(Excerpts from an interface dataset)
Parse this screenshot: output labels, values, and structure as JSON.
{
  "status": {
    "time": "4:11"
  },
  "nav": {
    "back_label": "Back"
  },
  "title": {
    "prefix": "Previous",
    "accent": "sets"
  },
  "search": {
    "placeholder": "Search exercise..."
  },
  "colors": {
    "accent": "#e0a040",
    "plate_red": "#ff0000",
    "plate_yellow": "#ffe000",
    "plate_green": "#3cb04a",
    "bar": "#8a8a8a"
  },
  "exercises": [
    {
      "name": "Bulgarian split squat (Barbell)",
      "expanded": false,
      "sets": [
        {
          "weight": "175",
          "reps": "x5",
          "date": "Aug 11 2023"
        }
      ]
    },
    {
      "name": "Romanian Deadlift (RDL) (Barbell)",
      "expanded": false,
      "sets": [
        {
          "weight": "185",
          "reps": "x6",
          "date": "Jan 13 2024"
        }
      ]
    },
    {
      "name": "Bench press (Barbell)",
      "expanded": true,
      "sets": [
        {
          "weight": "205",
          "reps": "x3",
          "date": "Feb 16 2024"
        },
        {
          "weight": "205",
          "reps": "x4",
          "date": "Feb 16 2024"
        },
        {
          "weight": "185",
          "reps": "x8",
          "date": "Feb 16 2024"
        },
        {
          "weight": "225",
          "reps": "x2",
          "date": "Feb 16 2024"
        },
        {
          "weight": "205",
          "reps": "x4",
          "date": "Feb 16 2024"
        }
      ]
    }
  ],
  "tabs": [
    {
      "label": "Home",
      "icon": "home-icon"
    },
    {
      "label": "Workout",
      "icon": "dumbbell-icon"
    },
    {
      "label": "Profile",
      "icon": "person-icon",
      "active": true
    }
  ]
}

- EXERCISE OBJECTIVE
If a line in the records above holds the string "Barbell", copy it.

- EXPECTED ANSWER
      "name": "Bulgarian split squat (Barbell)",
      "name": "Romanian Deadlift (RDL) (Barbell)",
      "name": "Bench press (Barbell)",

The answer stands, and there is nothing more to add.